(Last Updated on : 17/09/2009)
Mudgala was a Vedic Rishi as mentioned in the Mahabharata. Mudgala lived a life of poverty, piety, and self-restraint, offering hospitality to thousands of Brahmans. According to his humble means, with the grain which he gleaned like a pigeon, and which likes the widow of Zarephath's oil never underwent diminution. At length another sage called Durvasa is an ancient sage, son of Atri and Anasuya. He is supposed to be an incarnation of Shiva. Durvasa was famous in Hindu tradition for his irritable temper, came to prove Mudgala's powers of endurance.
Finding that the temper of his host was altogether unaffected by these trials, Durvasa expressed the highest admiration of his virtue, and declared that he would go bodily to heaven. As he spoke these words a messenger of the gods arrived in a celestial car, and called upon Mudgala to ascend to a state of complete perfection. The sage, however desired first to learn the advantages and drawbacks of the heavenly state, and the messenger proceeded to tell him first what kind of people go there.
The people who performed austerities or celebrated great sacrifices, the truthful, the orthodox, the righteous, the self restrained the meek, the liberal and the brave. These celestial abodes were, he said, shining, glorious, and filled with all delights. There is seen the vast-golden mountain Meru and the holy garden Nandana, &c. where the righteous disport. There hunger, thirst, weariness, cold, heat, fear, are unknown; there is nothing disgusting or disagreeable; the scents are delightful; the sounds are pleasant to the ear and mind; there is no sorrow, nor lamentation, nor decay, nor labour, nor envy, nor jealousy, nor delusion. There the blessed are clothed with glorious bodies, which are produced by their works, and not generated by any father or mother. Their garlands are fragrant and unfading; they ride in aerial cars. Beyond these regions there are, however, others of a higher character - those to which the Rishis, who have been purified by their works, proceed. Still further on are those where the Ribhus, who are gods even to the gods, dwell, and where there is no annoyance occasioned by women, or by jealousy arising from the sight o worldly grandeur. The sacred there do not subsist on oblations, nor do they feed upon ambrosia. They have celestial and not coarse material bodies.

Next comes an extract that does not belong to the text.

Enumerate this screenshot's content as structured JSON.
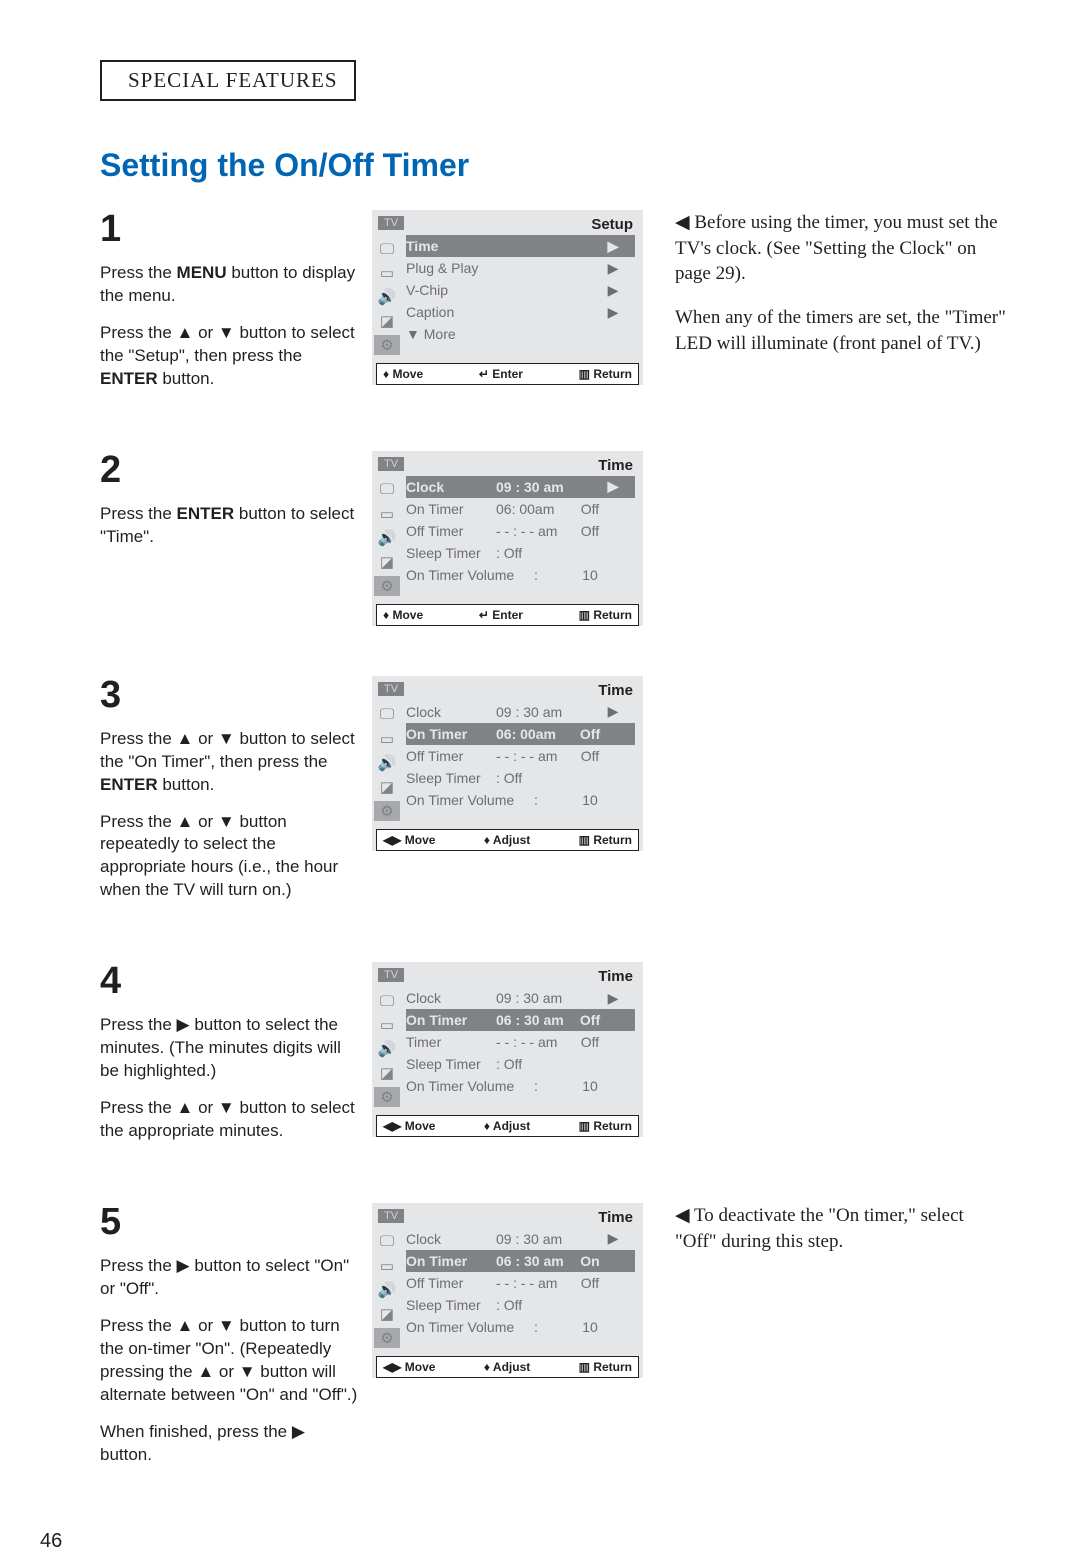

These eternal gods of gods do not desire pleasure. They do not change with the revolutions of Kaplas of the mundane ages. They experience neither joy, nor pleasure, delight, neither happiness nor suffering, neither love nor hatred. That highest state, so difficult to attain, and which is beyond the reach of those who seek after pleasure, is desired even by the gods. This celestial felicity, the messenger says, is now within Mudgala's reach, the fruit of his good deeds.
The next speaker, according to his promise, explains the drawbacks of the heavenly state. As the fruit of works done on earth is enjoyed in heaven, whilst no other new works are performed there from which new rewards could spring, this enjoyment is cut off from its root, and must therefore come to an end. For this world is the place for works, while the other is the place for reward. This loss of gratifications, to which the heart has become devoted, and the dissatisfaction and pain which arise in the minds of those who have sunk to a lower estate, from beholding the more brilliant prosperity of others, is intolerable. To this must be added the consciousness and the bewilderment of those who so descend, and the fear of falling, which they experience when their garlands begin to fade. Such are the defects, which attach to all existence till it is absorbed in Brahma. But the state of those who have fallen from heaven is not altogether without compensation. As a result of their previous good deeds they are born in a condition of happiness; though, if they are not vigilant, they sink still lower. Having given this explanation, the messenger of the gods invites Mudgala to accompany him to paradise. The saint, however, after consideration, replies that he can have nothing to do with a state of happiness which is vitiated by so great defects, and the termination of which is followed by so great misery. He has therefore no desire for heaven; and will seek only that eternal abode where there is no sorrow, nor distress, nor change. He then asks the celestial messenger what other sphere there is which is free from all defects. The messenger replies that above the abode of Brahma is the pure eternal light, the highest sphere of Vishnu who is regarded as the supreme Brahma.
Thus none can proceed who are devoted to objects of sense, or who are the slaves of dishonesty, avarice, anger, delusion or malice; but only the unselfish, the humble, those who are indifferent to pain and pleasure, those whose senses are under restraint, and those who practice contemplation and fix their minds on the deity. The sage, Mudgala then dismissed the messenger of the gods, began to practice ascetic virtues, becoming indifferent to praise and blame, regarding clouds, stones and gold as alike. Pure knowledge led to fixed contemplation; and that again imparted strength and complete comprehension, whereby he attained supreme eternal perfection.
Mudgala is also a name of a teacher of the Rig Veda
Mudgala was one of the five sons of Hariyaswa, king of Panchala.